(Stored entries)

----------------

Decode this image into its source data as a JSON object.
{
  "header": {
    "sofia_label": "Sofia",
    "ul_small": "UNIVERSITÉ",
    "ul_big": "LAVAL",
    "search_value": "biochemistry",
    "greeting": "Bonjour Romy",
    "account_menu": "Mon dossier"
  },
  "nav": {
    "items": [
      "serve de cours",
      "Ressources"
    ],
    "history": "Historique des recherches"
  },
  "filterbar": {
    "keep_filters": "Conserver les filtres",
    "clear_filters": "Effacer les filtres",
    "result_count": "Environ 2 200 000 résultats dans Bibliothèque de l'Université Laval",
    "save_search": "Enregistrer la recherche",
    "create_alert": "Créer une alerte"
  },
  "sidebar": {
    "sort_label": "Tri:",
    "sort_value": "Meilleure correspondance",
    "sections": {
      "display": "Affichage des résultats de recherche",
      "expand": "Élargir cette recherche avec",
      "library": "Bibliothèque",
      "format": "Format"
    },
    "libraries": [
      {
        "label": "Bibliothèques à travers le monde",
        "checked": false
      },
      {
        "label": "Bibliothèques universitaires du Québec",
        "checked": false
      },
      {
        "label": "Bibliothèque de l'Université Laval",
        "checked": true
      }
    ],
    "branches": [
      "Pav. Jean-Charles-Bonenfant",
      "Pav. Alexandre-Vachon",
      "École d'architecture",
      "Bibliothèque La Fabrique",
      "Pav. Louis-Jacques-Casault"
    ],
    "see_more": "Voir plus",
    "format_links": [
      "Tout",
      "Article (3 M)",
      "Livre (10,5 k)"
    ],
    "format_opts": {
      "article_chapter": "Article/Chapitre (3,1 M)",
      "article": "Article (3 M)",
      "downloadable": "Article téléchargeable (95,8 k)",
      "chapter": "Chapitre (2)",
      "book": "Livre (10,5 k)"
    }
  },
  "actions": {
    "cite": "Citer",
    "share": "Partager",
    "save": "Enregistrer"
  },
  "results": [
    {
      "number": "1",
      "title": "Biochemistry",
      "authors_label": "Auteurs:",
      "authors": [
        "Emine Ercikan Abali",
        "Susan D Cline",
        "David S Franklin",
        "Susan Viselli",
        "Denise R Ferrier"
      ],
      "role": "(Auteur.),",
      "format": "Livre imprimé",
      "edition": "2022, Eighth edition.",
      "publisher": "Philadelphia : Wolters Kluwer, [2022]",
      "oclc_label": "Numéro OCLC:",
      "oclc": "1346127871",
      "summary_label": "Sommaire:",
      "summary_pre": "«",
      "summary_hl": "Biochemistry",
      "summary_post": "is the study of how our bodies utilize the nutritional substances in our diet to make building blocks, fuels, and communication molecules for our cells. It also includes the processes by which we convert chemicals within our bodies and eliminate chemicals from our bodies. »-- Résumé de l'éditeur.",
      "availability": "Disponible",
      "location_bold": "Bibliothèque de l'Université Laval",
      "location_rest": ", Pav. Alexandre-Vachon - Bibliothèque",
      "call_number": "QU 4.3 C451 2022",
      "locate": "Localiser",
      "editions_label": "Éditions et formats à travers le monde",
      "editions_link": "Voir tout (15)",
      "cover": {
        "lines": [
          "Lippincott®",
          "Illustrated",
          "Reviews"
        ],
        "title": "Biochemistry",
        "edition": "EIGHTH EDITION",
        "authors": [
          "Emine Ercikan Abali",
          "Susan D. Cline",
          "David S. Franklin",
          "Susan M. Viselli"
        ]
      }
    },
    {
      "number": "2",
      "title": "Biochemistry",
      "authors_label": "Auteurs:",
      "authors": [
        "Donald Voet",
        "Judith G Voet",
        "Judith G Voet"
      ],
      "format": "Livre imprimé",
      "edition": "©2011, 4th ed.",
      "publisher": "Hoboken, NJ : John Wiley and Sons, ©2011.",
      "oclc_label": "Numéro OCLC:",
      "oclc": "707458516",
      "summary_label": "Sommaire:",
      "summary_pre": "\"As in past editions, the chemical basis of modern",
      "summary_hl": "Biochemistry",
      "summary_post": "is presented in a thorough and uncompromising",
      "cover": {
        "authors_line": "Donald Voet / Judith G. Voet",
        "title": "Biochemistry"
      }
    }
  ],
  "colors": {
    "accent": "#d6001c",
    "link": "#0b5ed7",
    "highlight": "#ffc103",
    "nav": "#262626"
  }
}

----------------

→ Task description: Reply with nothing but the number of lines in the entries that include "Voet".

→ The answer: 4